• **Brief**:
Reproduce each line of the data exactly as it is.

• **Data to process**:
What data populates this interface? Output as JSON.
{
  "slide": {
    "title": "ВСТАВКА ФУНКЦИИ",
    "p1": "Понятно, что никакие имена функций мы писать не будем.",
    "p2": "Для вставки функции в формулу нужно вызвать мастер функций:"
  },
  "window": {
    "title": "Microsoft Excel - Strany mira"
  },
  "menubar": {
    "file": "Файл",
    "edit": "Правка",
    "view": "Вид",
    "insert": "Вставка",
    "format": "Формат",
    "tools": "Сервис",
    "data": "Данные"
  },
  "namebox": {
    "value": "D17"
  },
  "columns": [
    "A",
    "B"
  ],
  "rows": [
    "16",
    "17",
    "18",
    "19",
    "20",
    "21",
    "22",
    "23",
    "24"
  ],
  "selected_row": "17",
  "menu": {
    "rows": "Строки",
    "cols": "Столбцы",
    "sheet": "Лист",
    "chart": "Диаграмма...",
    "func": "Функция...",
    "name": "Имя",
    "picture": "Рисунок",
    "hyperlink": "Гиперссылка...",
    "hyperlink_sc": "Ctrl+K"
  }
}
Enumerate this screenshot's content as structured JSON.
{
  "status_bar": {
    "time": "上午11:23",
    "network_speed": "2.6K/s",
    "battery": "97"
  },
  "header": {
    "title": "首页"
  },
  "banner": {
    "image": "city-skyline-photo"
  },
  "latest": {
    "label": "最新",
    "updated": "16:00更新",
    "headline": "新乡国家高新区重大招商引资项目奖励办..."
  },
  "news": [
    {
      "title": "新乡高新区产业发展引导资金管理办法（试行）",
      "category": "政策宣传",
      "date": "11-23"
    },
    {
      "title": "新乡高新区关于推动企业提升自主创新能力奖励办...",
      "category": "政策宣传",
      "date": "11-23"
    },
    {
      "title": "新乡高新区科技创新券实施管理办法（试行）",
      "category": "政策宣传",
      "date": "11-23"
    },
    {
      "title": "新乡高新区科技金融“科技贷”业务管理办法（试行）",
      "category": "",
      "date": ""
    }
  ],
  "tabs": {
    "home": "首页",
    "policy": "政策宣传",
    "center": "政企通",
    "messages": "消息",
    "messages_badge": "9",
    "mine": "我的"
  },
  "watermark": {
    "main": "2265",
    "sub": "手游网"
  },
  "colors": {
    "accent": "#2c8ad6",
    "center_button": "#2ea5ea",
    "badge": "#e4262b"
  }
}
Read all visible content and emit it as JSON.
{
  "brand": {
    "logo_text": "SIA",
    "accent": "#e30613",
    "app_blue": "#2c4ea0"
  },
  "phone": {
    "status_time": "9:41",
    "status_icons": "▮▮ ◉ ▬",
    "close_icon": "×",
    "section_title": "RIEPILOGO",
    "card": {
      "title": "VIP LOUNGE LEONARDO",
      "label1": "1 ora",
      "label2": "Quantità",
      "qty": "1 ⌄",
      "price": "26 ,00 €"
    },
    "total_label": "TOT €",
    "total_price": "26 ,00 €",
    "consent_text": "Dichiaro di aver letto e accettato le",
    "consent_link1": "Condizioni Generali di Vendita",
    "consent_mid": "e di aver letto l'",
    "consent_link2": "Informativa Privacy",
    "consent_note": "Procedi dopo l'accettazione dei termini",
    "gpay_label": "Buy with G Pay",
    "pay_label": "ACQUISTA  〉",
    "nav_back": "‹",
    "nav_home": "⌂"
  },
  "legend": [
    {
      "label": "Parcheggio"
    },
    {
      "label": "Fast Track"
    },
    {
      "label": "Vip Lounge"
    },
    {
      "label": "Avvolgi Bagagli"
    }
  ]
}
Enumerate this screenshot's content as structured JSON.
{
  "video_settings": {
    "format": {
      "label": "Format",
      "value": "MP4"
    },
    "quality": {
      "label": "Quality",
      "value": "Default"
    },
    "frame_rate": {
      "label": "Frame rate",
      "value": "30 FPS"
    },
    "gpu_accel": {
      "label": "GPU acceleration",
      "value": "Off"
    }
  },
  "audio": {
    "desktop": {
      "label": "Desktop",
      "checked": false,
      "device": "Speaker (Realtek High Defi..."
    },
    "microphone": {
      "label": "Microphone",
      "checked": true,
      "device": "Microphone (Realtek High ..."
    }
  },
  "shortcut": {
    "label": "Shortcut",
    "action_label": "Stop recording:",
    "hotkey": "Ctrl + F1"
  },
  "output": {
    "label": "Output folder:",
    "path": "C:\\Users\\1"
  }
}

• **Exercise answer**:
What data populates this interface? Output as JSON.
{
  "slide": {
    "title": "ВСТАВКА ФУНКЦИИ",
    "p1": "Понятно, что никакие имена функций мы писать не будем.",
    "p2": "Для вставки функции в формулу нужно вызвать мастер функций:"
  },
  "window": {
    "title": "Microsoft Excel - Strany mira"
  },
  "menubar": {
    "file": "Файл",
    "edit": "Правка",
    "view": "Вид",
    "insert": "Вставка",
    "format": "Формат",
    "tools": "Сервис",
    "data": "Данные"
  },
  "namebox": {
    "value": "D17"
  },
  "columns": [
    "A",
    "B"
  ],
  "rows": [
    "16",
    "17",
    "18",
    "19",
    "20",
    "21",
    "22",
    "23",
    "24"
  ],
  "selected_row": "17",
  "menu": {
    "rows": "Строки",
    "cols": "Столбцы",
    "sheet": "Лист",
    "chart": "Диаграмма...",
    "func": "Функция...",
    "name": "Имя",
    "picture": "Рисунок",
    "hyperlink": "Гиперссылка...",
    "hyperlink_sc": "Ctrl+K"
  }
}
Enumerate this screenshot's content as structured JSON.
{
  "status_bar": {
    "time": "上午11:23",
    "network_speed": "2.6K/s",
    "battery": "97"
  },
  "header": {
    "title": "首页"
  },
  "banner": {
    "image": "city-skyline-photo"
  },
  "latest": {
    "label": "最新",
    "updated": "16:00更新",
    "headline": "新乡国家高新区重大招商引资项目奖励办..."
  },
  "news": [
    {
      "title": "新乡高新区产业发展引导资金管理办法（试行）",
      "category": "政策宣传",
      "date": "11-23"
    },
    {
      "title": "新乡高新区关于推动企业提升自主创新能力奖励办...",
      "category": "政策宣传",
      "date": "11-23"
    },
    {
      "title": "新乡高新区科技创新券实施管理办法（试行）",
      "category": "政策宣传",
      "date": "11-23"
    },
    {
      "title": "新乡高新区科技金融“科技贷”业务管理办法（试行）",
      "category": "",
      "date": ""
    }
  ],
  "tabs": {
    "home": "首页",
    "policy": "政策宣传",
    "center": "政企通",
    "messages": "消息",
    "messages_badge": "9",
    "mine": "我的"
  },
  "watermark": {
    "main": "2265",
    "sub": "手游网"
  },
  "colors": {
    "accent": "#2c8ad6",
    "center_button": "#2ea5ea",
    "badge": "#e4262b"
  }
}
Read all visible content and emit it as JSON.
{
  "brand": {
    "logo_text": "SIA",
    "accent": "#e30613",
    "app_blue": "#2c4ea0"
  },
  "phone": {
    "status_time": "9:41",
    "status_icons": "▮▮ ◉ ▬",
    "close_icon": "×",
    "section_title": "RIEPILOGO",
    "card": {
      "title": "VIP LOUNGE LEONARDO",
      "label1": "1 ora",
      "label2": "Quantità",
      "qty": "1 ⌄",
      "price": "26 ,00 €"
    },
    "total_label": "TOT €",
    "total_price": "26 ,00 €",
    "consent_text": "Dichiaro di aver letto e accettato le",
    "consent_link1": "Condizioni Generali di Vendita",
    "consent_mid": "e di aver letto l'",
    "consent_link2": "Informativa Privacy",
    "consent_note": "Procedi dopo l'accettazione dei termini",
    "gpay_label": "Buy with G Pay",
    "pay_label": "ACQUISTA  〉",
    "nav_back": "‹",
    "nav_home": "⌂"
  },
  "legend": [
    {
      "label": "Parcheggio"
    },
    {
      "label": "Fast Track"
    },
    {
      "label": "Vip Lounge"
    },
    {
      "label": "Avvolgi Bagagli"
    }
  ]
}
Enumerate this screenshot's content as structured JSON.
{
  "video_settings": {
    "format": {
      "label": "Format",
      "value": "MP4"
    },
    "quality": {
      "label": "Quality",
      "value": "Default"
    },
    "frame_rate": {
      "label": "Frame rate",
      "value": "30 FPS"
    },
    "gpu_accel": {
      "label": "GPU acceleration",
      "value": "Off"
    }
  },
  "audio": {
    "desktop": {
      "label": "Desktop",
      "checked": false,
      "device": "Speaker (Realtek High Defi..."
    },
    "microphone": {
      "label": "Microphone",
      "checked": true,
      "device": "Microphone (Realtek High ..."
    }
  },
  "shortcut": {
    "label": "Shortcut",
    "action_label": "Stop recording:",
    "hotkey": "Ctrl + F1"
  },
  "output": {
    "label": "Output folder:",
    "path": "C:\\Users\\1"
  }
}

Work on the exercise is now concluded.